Your best-case outcome is when the contract expires worthless. You pocket the premium (ka-ching!) and you keep all the shares of your stock.

The “worst-case scenario” is that the buyer executes the option and buys – or “calls away” – your Netflix shares for $110. In this case, you would profit $11 per share on your NFLX position, for a total profit of $1,100.

The only risk is limited to some potential opportunity loss. Since you already own shares (100 shares per option contract) you may miss out on some gains as the stock moves above your strike price. But you’ll still pocket the premium and bank a capital gain by selling the stock for more than you paid for it.

That is why it’s always a good idea to sell your covered calls at a price higher than what you initially paid for your shares. The worst-case scenario here is that you collected premium (which you get to keep no matter how the stock’s price moves) for selling the option contract… AND you sell your shares at a profit.

In other words, getting paid to profit: the best “worst-case scenario” I’ve ever heard of. 

Even better, you can keep doing this over and over again by selling covered calls against the stocks you own for as long as you like – provided the contract is never exercised.

If you’re new to options, I can’t emphasize enough that selling covered calls is the safest way to dip your toe in the water. 

But you should be certain that you have 100 shares of stock for each contract you sell. Selling a contract without owning shares is called selling a “naked call” and that can be incredibly risky.

If you want to step into the options market, check your portfolio for any large-cap stock you own 100 shares of, and look up the options chain for some juicy premium you can earn.

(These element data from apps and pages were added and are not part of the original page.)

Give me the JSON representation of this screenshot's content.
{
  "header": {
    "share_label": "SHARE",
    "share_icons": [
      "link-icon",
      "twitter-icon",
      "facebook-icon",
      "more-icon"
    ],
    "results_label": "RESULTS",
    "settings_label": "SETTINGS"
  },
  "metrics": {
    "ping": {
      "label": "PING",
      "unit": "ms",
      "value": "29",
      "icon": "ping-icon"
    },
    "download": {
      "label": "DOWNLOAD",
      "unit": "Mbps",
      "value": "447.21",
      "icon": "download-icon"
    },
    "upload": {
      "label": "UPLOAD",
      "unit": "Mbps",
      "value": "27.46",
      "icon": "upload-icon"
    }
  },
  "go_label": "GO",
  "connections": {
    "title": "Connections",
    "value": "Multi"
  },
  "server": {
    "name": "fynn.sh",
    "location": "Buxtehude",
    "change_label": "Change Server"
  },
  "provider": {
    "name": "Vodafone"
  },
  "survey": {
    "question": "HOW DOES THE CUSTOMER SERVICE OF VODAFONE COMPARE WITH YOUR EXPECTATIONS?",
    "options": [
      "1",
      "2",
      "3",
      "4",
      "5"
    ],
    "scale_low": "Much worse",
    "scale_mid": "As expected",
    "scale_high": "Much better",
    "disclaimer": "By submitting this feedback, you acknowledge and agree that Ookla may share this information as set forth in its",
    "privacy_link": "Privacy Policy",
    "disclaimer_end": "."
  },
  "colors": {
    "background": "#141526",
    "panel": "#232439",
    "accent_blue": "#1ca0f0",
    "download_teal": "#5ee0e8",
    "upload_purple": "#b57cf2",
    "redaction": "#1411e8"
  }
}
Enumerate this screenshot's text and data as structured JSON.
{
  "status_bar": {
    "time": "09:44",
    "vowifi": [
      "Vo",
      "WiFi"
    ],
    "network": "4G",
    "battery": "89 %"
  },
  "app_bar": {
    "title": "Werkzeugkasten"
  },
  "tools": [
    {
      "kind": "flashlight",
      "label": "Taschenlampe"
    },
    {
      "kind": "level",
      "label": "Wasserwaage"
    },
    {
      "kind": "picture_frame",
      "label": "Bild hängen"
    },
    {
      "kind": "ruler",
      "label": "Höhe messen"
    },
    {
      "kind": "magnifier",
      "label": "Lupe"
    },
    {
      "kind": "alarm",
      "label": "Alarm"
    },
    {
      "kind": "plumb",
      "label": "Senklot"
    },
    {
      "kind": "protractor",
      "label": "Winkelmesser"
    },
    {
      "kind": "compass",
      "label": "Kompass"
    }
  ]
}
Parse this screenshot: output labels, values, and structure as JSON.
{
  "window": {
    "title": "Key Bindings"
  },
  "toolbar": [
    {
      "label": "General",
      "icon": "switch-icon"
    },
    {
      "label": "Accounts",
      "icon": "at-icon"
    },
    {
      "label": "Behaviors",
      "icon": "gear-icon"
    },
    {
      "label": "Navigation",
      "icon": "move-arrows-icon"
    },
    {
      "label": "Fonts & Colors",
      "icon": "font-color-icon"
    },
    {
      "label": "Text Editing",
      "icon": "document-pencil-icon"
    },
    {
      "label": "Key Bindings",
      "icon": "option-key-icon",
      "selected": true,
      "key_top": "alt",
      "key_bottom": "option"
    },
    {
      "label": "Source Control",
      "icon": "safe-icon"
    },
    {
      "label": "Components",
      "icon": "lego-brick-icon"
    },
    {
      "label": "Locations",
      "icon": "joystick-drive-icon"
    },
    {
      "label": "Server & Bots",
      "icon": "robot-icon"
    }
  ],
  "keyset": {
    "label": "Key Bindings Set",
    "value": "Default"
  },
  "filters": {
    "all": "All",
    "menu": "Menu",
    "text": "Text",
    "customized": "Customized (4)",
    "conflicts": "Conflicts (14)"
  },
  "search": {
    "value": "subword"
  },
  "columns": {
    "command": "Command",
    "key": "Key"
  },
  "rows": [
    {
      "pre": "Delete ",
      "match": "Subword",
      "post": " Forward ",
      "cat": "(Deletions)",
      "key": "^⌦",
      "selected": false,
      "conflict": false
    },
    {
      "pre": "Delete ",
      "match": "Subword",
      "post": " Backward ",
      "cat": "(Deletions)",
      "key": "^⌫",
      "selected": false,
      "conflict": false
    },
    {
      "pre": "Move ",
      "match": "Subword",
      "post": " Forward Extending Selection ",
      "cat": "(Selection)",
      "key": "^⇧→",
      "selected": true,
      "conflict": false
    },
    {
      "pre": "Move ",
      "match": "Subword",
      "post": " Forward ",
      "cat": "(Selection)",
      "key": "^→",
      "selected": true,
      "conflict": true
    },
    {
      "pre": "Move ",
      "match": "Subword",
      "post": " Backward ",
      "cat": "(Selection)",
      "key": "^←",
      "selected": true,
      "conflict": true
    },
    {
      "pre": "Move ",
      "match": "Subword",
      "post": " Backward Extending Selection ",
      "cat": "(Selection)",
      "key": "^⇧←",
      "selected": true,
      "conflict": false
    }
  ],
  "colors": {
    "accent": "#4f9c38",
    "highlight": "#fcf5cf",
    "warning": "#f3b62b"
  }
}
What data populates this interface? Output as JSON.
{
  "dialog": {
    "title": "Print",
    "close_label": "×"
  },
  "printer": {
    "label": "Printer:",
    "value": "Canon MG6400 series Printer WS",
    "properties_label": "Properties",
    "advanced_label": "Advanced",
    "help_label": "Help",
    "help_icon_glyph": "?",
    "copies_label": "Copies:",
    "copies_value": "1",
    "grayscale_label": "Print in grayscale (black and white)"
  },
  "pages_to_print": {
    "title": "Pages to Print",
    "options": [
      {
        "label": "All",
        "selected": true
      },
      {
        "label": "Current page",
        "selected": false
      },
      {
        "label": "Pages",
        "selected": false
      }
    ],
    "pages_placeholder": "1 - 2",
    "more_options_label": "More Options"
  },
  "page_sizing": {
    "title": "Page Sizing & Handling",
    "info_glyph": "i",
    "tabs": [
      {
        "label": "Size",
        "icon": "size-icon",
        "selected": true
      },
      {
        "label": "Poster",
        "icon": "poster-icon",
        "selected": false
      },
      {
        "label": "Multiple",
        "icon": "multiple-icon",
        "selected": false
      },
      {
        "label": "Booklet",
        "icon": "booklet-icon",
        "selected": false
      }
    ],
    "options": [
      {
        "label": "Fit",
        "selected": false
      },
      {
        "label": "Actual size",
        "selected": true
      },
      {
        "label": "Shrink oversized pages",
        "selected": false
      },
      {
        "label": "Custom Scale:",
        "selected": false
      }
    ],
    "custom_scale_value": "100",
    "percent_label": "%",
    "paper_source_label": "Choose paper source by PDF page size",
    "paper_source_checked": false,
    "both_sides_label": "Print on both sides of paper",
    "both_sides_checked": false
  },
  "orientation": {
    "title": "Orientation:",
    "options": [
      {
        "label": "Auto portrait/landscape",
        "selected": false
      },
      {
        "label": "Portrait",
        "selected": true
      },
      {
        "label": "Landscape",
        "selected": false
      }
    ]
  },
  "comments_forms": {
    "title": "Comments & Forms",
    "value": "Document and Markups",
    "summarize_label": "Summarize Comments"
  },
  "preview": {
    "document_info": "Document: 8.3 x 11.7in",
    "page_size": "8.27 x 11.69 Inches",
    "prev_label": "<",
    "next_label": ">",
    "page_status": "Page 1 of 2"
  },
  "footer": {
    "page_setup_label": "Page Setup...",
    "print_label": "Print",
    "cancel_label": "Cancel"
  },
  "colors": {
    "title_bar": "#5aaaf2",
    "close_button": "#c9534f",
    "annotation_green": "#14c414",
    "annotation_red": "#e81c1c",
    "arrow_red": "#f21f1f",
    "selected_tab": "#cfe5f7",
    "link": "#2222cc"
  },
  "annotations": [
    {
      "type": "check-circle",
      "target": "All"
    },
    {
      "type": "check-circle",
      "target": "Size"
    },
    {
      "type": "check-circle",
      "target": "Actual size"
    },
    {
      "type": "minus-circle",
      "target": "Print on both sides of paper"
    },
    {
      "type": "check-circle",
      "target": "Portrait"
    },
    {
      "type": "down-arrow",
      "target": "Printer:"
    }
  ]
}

And if you’re a TradeSmith subscriber, make sure to head on over to the Covered Call Builder and use our best-in-class algorithms to highlight the highest-odds opportunities.

All the best, 

Keith Kaplan
CEO, TradeSmith